## REQUIRED WORK
In the entries below, find every line with "Repository" and copy it.

## THE DATA
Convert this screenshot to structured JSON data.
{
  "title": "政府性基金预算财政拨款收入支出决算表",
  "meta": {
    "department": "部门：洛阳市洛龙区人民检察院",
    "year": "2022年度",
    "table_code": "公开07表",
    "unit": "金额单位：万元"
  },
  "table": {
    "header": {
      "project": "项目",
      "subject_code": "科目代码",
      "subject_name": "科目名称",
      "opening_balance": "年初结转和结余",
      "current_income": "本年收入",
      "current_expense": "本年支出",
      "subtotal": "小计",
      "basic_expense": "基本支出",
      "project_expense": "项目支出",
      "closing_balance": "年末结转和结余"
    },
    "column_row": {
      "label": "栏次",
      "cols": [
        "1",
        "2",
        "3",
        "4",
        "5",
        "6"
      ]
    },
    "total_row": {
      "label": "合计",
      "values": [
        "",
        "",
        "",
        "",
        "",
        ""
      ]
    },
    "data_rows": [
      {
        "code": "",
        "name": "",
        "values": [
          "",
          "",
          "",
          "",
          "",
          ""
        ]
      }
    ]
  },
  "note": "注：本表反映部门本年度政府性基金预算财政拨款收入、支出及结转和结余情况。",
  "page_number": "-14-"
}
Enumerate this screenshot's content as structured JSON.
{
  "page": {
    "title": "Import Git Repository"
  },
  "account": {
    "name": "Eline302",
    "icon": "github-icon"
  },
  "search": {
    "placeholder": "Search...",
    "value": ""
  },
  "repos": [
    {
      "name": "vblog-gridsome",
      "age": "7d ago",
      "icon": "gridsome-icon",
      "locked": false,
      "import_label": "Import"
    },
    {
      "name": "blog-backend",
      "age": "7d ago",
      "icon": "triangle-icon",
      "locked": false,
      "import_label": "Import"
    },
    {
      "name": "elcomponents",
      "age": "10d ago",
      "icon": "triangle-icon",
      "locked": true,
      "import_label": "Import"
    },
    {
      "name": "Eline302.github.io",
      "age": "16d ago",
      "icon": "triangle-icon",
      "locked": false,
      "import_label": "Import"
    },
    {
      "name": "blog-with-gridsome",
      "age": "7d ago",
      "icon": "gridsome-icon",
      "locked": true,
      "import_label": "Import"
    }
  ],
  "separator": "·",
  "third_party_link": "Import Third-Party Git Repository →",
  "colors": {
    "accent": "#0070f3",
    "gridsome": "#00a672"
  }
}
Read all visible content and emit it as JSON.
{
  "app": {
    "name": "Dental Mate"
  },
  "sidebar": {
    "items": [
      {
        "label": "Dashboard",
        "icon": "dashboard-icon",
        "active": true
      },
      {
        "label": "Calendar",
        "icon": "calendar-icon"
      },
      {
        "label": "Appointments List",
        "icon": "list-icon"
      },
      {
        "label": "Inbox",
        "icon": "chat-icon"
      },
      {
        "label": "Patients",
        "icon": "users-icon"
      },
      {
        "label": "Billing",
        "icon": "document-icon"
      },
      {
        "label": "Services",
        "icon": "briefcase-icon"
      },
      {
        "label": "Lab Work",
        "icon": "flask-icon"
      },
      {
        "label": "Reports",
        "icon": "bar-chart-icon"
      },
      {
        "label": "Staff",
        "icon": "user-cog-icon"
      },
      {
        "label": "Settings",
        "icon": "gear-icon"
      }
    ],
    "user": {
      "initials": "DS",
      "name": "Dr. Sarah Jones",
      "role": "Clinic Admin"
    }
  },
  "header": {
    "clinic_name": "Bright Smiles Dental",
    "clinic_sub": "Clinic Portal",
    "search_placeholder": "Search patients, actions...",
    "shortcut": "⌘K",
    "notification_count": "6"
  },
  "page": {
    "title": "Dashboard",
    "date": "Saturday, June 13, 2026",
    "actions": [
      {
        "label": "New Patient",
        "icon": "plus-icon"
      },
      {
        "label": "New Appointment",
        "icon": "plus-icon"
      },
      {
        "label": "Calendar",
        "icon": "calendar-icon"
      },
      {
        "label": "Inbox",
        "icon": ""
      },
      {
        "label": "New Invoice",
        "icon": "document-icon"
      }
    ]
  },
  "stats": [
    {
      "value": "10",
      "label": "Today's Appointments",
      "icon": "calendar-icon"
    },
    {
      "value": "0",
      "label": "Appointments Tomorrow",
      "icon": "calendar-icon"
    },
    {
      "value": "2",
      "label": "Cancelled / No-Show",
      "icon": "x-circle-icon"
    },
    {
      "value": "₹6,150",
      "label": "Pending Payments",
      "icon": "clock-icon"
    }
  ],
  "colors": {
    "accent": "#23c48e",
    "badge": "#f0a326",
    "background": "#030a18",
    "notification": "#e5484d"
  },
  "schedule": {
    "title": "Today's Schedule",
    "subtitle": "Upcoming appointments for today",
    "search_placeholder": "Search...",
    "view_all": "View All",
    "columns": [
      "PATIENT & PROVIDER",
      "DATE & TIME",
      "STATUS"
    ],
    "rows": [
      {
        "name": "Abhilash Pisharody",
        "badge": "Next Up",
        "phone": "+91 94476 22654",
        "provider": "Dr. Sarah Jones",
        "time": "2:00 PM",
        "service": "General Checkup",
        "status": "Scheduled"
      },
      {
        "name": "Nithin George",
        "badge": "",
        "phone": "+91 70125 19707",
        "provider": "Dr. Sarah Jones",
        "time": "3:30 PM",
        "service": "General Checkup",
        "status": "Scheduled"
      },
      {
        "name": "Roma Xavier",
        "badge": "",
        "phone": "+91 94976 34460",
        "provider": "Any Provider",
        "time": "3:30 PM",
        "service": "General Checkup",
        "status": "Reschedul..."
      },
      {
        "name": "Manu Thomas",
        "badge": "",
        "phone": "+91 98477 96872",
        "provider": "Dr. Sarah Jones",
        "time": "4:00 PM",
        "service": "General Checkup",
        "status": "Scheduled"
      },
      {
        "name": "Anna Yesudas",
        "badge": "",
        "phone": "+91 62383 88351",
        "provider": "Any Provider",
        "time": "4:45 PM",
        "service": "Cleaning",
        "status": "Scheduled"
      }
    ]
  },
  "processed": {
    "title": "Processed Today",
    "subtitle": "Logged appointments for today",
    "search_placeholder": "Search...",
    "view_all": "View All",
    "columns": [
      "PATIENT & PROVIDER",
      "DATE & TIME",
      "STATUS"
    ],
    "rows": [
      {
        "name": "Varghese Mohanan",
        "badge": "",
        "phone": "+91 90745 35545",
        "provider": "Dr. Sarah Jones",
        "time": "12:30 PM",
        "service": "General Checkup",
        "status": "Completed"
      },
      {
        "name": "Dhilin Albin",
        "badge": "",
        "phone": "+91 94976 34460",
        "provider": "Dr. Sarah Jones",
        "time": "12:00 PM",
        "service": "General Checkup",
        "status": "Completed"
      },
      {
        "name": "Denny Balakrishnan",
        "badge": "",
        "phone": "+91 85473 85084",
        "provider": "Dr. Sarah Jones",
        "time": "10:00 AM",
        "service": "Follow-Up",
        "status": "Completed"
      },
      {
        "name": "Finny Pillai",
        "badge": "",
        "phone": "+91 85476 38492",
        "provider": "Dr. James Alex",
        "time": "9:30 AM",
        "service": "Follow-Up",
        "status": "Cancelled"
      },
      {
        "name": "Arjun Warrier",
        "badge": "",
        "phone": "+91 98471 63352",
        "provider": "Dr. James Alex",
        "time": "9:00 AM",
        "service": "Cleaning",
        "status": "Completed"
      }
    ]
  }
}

## ANSWER BOX
    "title": "Import Git Repository"
  "third_party_link": "Import Third-Party Git Repository →",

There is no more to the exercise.